[[ Given records open ]]
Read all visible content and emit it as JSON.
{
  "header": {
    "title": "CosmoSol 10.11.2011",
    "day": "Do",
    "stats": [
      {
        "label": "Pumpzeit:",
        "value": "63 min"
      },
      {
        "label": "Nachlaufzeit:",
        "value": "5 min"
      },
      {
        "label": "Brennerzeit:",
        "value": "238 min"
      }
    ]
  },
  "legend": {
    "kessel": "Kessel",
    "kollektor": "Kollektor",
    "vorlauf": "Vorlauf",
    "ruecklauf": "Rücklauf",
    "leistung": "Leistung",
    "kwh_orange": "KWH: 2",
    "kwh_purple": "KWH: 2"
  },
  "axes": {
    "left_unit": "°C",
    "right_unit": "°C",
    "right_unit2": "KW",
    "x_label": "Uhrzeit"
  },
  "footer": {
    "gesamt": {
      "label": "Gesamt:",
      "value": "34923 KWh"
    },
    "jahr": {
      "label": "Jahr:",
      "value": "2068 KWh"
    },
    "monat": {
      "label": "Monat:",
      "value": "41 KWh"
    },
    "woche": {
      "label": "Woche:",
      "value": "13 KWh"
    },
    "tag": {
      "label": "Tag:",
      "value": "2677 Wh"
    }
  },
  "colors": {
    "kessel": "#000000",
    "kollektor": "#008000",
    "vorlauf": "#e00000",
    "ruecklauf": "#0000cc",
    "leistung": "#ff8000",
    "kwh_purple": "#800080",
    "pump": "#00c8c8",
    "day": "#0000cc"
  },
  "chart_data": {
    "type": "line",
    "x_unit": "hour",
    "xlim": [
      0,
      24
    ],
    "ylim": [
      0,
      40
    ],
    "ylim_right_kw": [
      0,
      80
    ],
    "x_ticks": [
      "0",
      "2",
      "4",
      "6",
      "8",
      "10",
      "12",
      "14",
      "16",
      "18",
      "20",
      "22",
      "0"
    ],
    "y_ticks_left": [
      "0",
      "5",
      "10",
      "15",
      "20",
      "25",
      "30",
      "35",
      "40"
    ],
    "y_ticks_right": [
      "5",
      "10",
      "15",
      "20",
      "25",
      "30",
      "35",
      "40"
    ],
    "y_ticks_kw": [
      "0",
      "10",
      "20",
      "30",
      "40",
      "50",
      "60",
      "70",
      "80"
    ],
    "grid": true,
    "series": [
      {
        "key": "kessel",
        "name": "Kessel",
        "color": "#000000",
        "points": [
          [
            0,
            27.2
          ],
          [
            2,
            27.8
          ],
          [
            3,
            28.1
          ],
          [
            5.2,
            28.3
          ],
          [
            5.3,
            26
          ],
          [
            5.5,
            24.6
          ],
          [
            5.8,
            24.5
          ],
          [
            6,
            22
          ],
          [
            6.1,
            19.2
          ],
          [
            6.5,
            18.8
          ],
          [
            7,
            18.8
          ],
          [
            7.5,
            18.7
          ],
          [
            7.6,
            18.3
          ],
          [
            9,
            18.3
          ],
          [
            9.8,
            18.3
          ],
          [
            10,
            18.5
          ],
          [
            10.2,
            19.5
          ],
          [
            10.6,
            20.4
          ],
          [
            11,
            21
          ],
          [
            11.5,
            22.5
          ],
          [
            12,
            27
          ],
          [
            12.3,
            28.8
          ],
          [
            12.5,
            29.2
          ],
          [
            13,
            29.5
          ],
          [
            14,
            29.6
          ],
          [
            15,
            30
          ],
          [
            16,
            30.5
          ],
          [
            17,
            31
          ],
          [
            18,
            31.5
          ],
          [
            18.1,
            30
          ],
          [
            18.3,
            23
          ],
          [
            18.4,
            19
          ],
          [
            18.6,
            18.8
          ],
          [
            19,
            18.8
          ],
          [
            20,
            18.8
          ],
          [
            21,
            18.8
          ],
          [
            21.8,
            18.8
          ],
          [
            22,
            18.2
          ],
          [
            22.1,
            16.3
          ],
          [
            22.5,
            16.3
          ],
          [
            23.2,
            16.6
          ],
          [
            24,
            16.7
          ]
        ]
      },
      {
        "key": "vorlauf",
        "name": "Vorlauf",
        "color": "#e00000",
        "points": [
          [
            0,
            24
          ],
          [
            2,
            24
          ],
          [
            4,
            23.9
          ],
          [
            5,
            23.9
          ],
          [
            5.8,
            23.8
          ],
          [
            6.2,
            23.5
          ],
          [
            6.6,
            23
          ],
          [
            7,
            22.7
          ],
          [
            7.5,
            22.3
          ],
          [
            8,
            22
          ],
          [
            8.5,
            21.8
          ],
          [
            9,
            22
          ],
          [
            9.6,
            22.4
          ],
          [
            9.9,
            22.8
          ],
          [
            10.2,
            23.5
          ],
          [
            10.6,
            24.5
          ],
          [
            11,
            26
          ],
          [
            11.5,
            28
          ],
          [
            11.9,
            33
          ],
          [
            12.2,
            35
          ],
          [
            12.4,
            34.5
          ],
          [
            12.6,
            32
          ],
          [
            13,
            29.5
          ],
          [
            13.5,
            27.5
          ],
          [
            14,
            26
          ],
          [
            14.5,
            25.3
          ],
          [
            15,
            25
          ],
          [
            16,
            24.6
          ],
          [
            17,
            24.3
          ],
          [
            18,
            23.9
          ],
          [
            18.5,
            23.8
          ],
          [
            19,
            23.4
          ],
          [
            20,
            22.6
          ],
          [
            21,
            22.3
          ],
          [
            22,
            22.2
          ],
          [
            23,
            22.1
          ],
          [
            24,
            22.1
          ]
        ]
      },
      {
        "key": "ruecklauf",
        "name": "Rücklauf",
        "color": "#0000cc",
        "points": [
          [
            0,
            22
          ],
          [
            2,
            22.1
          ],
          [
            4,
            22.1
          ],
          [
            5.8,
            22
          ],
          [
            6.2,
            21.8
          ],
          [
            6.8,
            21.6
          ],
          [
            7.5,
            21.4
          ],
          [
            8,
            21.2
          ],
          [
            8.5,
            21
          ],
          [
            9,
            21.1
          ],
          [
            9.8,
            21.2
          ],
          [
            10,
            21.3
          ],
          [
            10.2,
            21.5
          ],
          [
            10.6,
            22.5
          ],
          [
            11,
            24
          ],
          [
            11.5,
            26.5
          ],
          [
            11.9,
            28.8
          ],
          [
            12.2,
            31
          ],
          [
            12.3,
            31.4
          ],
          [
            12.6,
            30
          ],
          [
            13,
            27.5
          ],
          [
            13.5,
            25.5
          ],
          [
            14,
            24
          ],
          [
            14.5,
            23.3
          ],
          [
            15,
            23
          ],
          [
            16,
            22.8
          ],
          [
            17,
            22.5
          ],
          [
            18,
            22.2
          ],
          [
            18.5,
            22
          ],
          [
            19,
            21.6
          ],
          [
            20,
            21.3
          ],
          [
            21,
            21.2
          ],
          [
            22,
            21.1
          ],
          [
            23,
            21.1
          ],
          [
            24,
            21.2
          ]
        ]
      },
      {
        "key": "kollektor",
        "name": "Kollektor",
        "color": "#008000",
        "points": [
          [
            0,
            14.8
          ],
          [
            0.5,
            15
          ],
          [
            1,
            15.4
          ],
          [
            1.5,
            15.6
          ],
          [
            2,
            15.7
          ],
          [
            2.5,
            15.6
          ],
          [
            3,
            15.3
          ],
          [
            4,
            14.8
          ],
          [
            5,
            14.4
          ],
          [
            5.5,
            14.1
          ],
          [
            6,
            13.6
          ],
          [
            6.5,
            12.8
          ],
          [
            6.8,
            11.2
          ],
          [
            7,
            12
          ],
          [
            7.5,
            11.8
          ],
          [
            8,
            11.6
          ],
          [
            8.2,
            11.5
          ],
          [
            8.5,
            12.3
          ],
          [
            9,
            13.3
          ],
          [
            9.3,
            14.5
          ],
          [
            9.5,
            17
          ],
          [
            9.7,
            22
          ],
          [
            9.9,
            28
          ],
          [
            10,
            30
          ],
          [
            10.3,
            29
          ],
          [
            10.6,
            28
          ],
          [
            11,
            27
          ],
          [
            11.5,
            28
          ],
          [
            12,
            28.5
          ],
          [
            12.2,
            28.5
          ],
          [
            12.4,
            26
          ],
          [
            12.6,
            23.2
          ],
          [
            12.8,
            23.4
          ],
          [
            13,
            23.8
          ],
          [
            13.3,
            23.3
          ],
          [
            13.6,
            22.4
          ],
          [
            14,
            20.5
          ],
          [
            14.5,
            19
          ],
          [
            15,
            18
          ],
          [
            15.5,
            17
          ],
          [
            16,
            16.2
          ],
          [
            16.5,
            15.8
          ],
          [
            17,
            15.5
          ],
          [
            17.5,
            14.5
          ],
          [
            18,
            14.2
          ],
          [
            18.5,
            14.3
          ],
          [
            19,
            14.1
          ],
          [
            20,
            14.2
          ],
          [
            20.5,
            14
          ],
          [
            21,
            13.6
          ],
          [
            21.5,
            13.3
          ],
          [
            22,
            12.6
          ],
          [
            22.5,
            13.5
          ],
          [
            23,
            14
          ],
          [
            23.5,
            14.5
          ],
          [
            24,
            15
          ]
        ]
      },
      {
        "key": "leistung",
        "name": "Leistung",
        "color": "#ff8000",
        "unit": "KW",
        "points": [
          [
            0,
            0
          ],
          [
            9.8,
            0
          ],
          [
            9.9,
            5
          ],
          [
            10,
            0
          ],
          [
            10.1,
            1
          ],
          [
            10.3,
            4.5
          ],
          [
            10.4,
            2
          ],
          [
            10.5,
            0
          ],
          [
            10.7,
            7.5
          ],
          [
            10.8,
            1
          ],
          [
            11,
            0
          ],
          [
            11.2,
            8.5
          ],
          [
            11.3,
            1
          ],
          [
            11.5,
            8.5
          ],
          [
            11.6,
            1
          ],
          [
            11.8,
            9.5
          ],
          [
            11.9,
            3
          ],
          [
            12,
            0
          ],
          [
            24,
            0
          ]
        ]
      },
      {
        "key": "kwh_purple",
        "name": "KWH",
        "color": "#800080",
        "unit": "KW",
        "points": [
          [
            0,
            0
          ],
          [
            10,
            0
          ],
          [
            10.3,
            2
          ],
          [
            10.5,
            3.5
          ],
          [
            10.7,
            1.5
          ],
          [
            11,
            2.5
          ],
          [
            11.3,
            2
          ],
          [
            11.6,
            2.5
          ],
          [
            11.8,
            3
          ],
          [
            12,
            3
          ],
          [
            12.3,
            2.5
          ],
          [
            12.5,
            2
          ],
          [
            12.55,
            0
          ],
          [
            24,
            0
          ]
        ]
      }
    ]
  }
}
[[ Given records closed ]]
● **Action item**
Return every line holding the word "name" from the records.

● **Task response**
        "name": "Kessel",
        "name": "Vorlauf",
        "name": "Rücklauf",
        "name": "Kollektor",
        "name": "Leistung",
        "name": "KWH",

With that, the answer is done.